The puma-prey simulator is currently being rebuilt on modern technology.
It will be available on this page as soon as it is ready.
The Puma-Prey Simulator demonstrates the natural balance of a healthy ecosystem, in contrast with the changes that occur as a result of human encroachment.
In a natural ecosystem, the interaction between predator and prey is a delicately balanced process. When the prey population is large, more predators will succeed in finding prey, which then causes the predator population to grow. As the predator population grows, more of the prey get eaten, which then reduces the prey population. With the prey population reduced, fewer predators find prey, and the predator population also then decreases.
In a natural system, this cyclic pattern continues in a state of balance. When human development intrudes into a natural ecosystem such as this, the natural balance is thrown off and the ecosystem is forever changed.
The left side of the simulator shows icons for puma and deer, appearing and disappearing in highly accelerated cycles of predation and reproduction.
The sliders in the middle let you adjust the parameters of the population model, in order to increase or decrease the predation success rate, the birth rates for puma and prey, and the natural puma death rate.
The buttons at the top of the simulator let you select the amount of human encroachment in the environment, from none to significant.
The bar graphs to the left and right of the population model show cycling population levels for both a natural ecosystem and one with human encroachment.
This simulation is based on the Lotka-Volterra equations for predator-prey interaction. These equations, developed in the early 1900's, describe the relationship between predator and prey populations using the following principles:
- predation amount = prey population x predator population x predation rate
- change in prey population = (population x birth rate) - predation
- change in predator pop = (prey pop x pred pop x birth rate) - (pred pop x death rate)
These equations produce an oscillating pattern such as that shown below, and the four key constants (predation rate, prey birth rate, predator birth rate, predator death rate) determine the size and shape of that oscillation.
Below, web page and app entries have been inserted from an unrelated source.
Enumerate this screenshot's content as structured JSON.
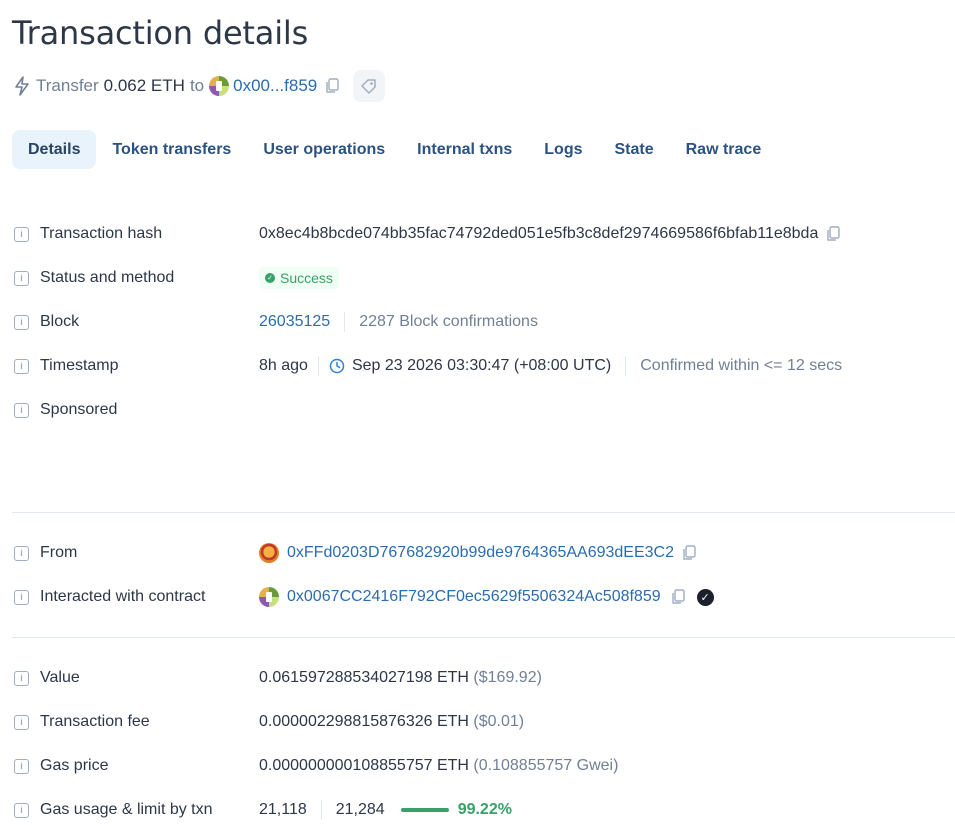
{
  "page": {
    "title": "Transaction details"
  },
  "summary": {
    "action": "Transfer",
    "amount": "0.062 ETH",
    "to_word": "to",
    "to_address": "0x00...f859",
    "icon": "lightning-bolt-icon"
  },
  "tabs": [
    {
      "label": "Details",
      "active": true
    },
    {
      "label": "Token transfers"
    },
    {
      "label": "User operations"
    },
    {
      "label": "Internal txns"
    },
    {
      "label": "Logs"
    },
    {
      "label": "State"
    },
    {
      "label": "Raw trace"
    }
  ],
  "details": {
    "hash": {
      "label": "Transaction hash",
      "value": "0x8ec4b8bcde074bb35fac74792ded051e5fb3c8def2974669586f6bfab11e8bda"
    },
    "status": {
      "label": "Status and method",
      "value": "Success"
    },
    "block": {
      "label": "Block",
      "number": "26035125",
      "confirmations": "2287 Block confirmations"
    },
    "timestamp": {
      "label": "Timestamp",
      "relative": "8h ago",
      "absolute": "Sep 23 2026 03:30:47 (+08:00 UTC)",
      "confirmed": "Confirmed within <= 12 secs"
    },
    "sponsored": {
      "label": "Sponsored"
    },
    "from": {
      "label": "From",
      "address": "0xFFd0203D767682920b99de9764365AA693dEE3C2"
    },
    "contract": {
      "label": "Interacted with contract",
      "address": "0x0067CC2416F792CF0ec5629f5506324Ac508f859"
    },
    "value": {
      "label": "Value",
      "amount": "0.061597288534027198",
      "unit": "ETH",
      "usd": "($169.92)"
    },
    "fee": {
      "label": "Transaction fee",
      "amount": "0.000002298815876326",
      "unit": "ETH",
      "usd": "($0.01)"
    },
    "gas_price": {
      "label": "Gas price",
      "amount": "0.000000000108855757",
      "unit": "ETH",
      "gwei": "(0.108855757 Gwei)"
    },
    "gas_usage": {
      "label": "Gas usage & limit by txn",
      "used": "21,118",
      "limit": "21,284",
      "percent": "99.22%",
      "fraction": 0.9922
    }
  },
  "colors": {
    "accent": "#2b6cb0",
    "success": "#38a169",
    "tab_active_bg": "#e9f3fb"
  }
}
These equations, however, do not take into account many factors that affect the outome in real world scenarios, such as the skill of the predator and prey, the occurrence of natural disaster and disease, environmental factors such as temperature and rainfall, etc. In addition, the type of terrain and amount of vegetation makes a big difference in predator-prey interactions, not only for food, but for shelter and places to hide. Finally, there may be many species of predators and prey that overlap into complex food webs.